Data extracts Start Marker

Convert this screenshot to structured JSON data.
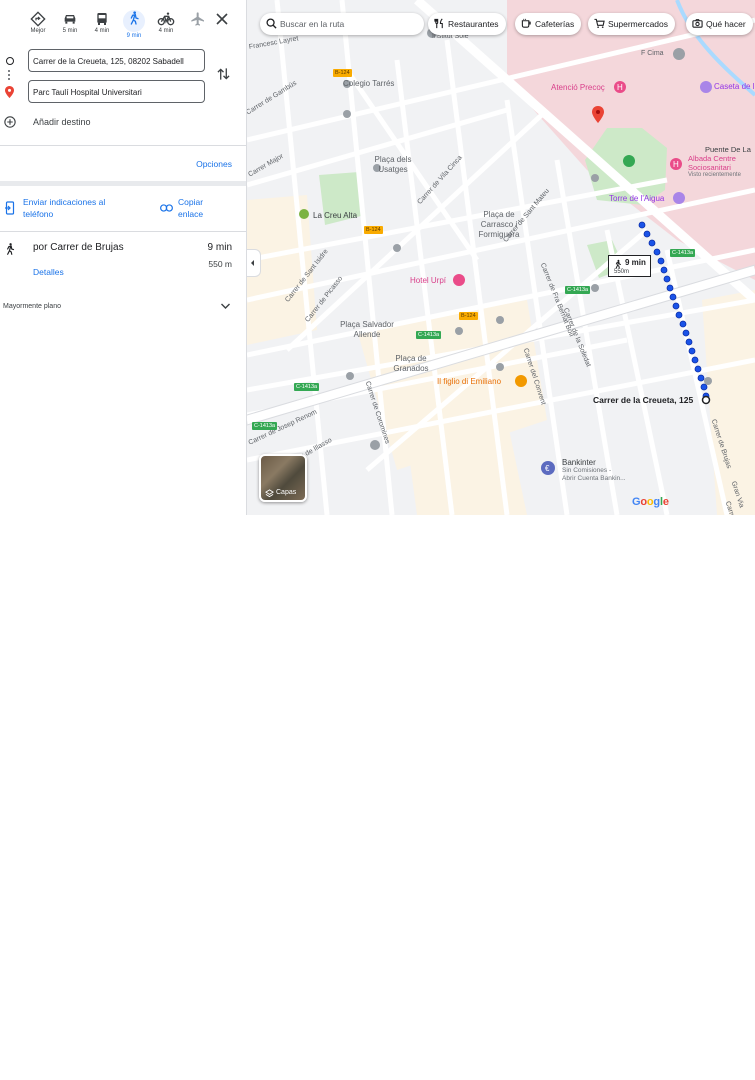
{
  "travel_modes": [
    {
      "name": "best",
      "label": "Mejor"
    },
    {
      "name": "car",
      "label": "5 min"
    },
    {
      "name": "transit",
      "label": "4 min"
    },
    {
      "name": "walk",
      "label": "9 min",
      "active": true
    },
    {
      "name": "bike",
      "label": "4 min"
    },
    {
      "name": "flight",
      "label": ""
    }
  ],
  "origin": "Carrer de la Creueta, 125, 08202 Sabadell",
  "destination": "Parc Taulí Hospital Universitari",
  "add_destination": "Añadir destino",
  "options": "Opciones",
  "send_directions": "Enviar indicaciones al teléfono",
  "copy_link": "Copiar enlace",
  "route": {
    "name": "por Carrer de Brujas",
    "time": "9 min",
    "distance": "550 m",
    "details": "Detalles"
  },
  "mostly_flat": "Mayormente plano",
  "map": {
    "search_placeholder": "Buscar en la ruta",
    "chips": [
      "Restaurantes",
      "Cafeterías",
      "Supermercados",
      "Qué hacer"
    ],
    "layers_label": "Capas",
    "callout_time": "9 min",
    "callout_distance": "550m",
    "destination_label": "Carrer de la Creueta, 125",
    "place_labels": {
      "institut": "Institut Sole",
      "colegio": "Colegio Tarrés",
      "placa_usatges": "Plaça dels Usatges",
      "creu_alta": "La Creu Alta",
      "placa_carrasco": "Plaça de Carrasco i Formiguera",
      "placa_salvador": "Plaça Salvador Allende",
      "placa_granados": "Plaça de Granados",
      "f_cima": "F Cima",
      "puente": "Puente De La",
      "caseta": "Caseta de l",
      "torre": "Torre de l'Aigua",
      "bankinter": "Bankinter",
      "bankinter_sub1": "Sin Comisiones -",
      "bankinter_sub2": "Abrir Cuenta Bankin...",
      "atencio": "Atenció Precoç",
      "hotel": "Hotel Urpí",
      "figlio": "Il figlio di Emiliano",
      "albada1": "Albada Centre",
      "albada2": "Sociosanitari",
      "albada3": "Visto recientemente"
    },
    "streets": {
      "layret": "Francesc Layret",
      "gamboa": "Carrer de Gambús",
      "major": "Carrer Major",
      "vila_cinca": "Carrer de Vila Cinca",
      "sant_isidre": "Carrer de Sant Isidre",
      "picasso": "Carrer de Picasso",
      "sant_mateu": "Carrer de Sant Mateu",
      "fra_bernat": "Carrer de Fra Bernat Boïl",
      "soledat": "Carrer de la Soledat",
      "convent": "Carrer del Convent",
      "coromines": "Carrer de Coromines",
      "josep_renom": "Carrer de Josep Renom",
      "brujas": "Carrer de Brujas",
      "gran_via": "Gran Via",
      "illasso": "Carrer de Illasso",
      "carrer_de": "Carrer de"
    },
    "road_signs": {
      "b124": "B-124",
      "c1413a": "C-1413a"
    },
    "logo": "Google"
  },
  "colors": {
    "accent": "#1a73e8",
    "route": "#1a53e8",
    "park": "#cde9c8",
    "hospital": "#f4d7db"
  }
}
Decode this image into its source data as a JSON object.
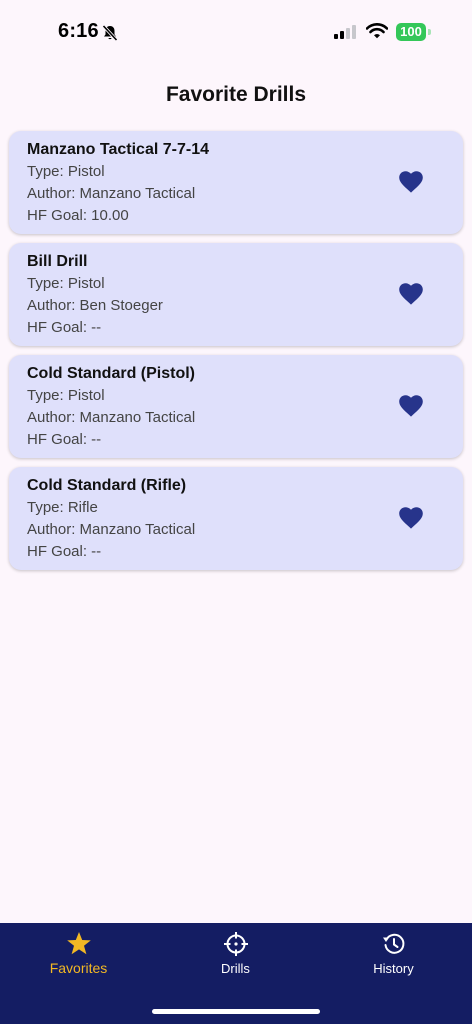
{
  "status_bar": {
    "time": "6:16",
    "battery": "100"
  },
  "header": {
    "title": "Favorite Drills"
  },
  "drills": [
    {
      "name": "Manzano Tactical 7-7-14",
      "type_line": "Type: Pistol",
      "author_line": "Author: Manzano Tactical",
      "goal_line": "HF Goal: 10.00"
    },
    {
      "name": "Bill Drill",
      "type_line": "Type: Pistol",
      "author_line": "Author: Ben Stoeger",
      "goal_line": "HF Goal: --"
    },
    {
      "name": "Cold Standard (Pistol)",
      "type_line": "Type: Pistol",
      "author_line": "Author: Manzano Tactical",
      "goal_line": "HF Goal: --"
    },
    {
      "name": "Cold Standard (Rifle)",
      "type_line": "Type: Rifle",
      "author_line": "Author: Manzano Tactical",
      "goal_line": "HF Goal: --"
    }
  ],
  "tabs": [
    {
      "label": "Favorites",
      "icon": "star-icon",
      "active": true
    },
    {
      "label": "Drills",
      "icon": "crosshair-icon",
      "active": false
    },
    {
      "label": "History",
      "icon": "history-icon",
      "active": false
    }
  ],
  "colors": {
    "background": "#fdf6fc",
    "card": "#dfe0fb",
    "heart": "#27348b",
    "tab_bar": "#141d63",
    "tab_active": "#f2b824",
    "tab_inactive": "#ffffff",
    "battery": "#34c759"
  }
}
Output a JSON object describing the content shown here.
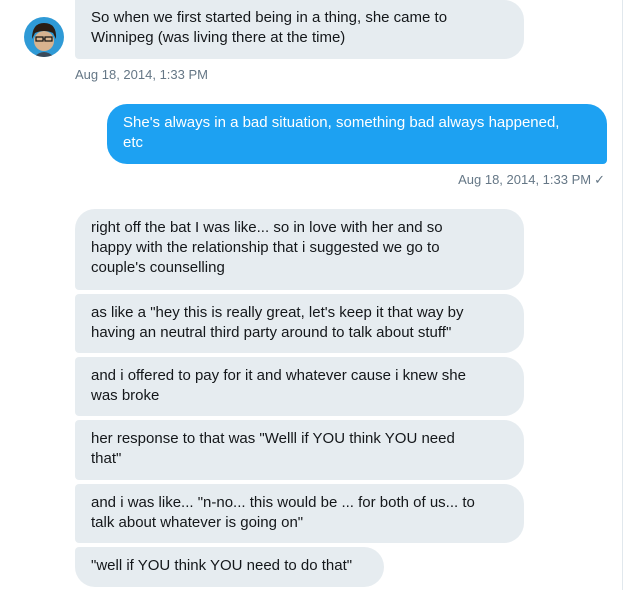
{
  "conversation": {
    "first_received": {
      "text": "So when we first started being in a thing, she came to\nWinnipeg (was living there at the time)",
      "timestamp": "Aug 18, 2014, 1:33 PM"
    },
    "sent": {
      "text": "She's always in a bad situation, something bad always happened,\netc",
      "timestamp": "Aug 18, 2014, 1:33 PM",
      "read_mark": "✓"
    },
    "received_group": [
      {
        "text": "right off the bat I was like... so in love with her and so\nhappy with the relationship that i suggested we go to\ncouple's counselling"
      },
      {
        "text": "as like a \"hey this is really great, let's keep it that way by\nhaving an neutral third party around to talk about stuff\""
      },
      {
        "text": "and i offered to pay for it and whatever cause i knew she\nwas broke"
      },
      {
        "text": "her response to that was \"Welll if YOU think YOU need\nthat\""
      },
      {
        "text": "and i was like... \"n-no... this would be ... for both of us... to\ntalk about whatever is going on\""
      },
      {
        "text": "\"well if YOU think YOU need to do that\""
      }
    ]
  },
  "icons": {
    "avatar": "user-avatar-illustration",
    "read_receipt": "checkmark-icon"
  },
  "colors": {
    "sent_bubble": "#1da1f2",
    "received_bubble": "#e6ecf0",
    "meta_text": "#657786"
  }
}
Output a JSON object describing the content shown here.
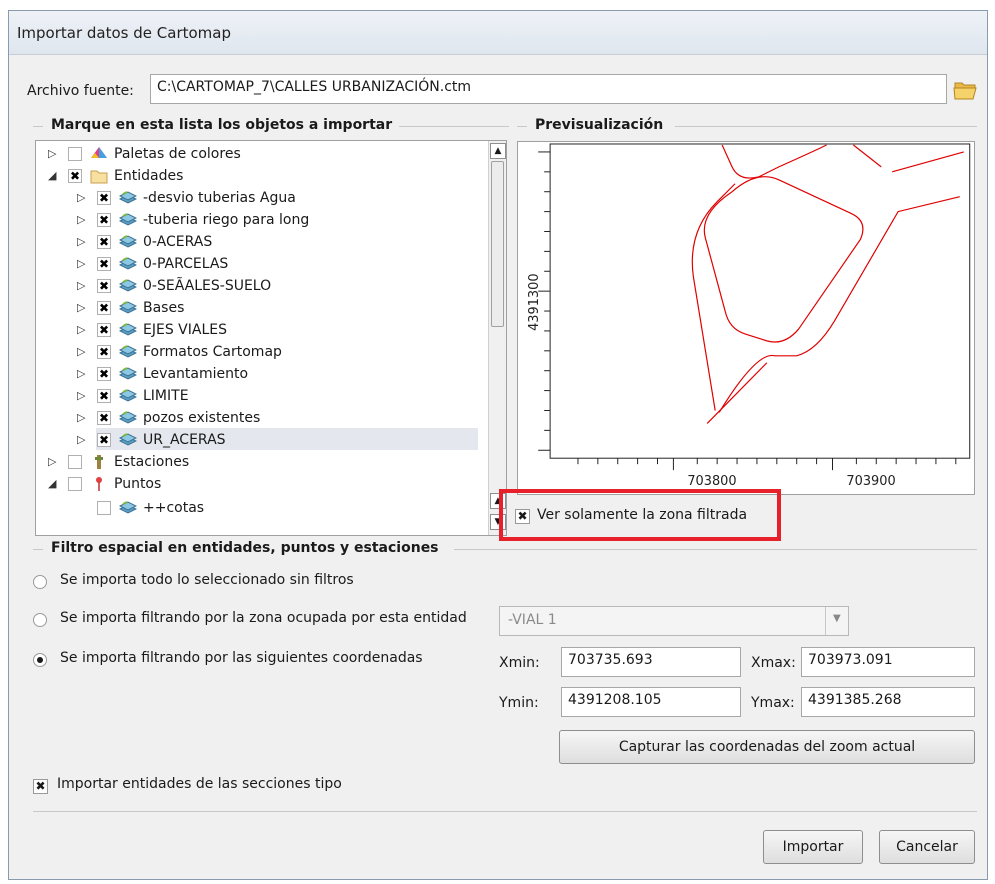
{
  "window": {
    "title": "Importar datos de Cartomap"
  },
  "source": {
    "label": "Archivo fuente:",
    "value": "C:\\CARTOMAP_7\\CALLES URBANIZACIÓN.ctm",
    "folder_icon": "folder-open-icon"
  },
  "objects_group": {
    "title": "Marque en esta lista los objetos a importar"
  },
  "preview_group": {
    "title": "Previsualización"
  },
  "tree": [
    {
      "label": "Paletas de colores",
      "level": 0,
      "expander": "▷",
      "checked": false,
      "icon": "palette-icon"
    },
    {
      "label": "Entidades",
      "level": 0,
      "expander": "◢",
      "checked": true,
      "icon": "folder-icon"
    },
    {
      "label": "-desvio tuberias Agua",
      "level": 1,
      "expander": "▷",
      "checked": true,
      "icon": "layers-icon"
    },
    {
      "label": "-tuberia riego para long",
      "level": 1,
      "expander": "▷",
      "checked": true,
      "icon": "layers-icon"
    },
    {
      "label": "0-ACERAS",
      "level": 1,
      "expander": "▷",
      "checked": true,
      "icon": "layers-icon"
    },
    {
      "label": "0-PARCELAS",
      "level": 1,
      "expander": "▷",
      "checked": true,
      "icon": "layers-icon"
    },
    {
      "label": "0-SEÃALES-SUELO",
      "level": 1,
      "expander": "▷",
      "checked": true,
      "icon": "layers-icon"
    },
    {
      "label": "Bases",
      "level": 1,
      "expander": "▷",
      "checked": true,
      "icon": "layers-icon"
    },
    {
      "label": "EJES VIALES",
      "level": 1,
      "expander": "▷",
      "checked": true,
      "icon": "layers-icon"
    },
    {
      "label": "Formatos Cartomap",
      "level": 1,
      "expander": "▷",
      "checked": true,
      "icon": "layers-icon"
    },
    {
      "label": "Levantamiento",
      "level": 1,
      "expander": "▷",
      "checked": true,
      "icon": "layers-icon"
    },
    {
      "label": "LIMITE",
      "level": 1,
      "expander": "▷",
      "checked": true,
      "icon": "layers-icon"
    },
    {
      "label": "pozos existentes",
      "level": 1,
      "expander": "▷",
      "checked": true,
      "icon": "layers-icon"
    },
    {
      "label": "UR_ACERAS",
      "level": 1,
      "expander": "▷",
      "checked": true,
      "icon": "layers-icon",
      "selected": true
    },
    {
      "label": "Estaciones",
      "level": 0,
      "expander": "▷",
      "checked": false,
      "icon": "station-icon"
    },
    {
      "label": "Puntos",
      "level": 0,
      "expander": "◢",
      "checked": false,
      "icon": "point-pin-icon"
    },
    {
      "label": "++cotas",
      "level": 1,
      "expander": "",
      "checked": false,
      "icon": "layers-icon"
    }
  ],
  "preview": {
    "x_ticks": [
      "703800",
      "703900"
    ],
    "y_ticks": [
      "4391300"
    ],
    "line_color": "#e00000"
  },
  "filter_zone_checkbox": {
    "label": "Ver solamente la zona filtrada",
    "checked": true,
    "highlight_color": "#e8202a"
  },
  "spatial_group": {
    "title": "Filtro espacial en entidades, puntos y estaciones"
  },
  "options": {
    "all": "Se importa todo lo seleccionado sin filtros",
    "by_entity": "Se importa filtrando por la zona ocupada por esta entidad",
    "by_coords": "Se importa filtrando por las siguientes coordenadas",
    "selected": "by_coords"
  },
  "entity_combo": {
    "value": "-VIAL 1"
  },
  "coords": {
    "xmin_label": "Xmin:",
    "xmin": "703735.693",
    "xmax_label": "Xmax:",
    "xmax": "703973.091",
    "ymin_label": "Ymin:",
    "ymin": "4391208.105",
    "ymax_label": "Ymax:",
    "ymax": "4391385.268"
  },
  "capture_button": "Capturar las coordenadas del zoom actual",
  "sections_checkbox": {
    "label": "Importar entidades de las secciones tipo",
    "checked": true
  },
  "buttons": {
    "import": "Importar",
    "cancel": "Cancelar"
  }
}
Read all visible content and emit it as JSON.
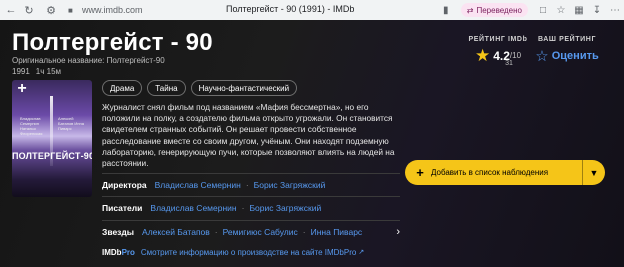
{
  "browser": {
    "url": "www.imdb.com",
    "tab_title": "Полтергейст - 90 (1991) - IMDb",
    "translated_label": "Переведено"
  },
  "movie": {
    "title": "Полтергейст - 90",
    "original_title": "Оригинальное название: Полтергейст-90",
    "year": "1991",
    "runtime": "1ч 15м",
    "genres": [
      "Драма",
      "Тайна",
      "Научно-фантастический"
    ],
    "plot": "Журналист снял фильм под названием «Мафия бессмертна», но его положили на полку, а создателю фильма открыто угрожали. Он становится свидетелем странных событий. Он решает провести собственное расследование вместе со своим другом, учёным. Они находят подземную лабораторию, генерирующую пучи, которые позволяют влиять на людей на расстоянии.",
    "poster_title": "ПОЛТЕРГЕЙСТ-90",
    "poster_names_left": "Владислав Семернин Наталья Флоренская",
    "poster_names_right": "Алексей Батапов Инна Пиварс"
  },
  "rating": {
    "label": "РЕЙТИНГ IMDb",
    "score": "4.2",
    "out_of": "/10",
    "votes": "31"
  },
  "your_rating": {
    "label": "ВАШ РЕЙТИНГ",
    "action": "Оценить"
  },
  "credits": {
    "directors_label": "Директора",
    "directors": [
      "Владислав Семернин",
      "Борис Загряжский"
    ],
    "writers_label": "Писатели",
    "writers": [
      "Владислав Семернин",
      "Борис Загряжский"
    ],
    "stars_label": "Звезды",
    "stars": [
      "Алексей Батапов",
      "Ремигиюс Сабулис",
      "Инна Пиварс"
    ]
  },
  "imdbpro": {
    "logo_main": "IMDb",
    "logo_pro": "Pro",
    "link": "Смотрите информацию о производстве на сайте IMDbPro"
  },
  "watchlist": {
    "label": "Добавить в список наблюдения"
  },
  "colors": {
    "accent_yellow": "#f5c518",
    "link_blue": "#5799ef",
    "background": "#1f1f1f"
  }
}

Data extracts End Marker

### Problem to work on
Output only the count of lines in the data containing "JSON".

### Written response
5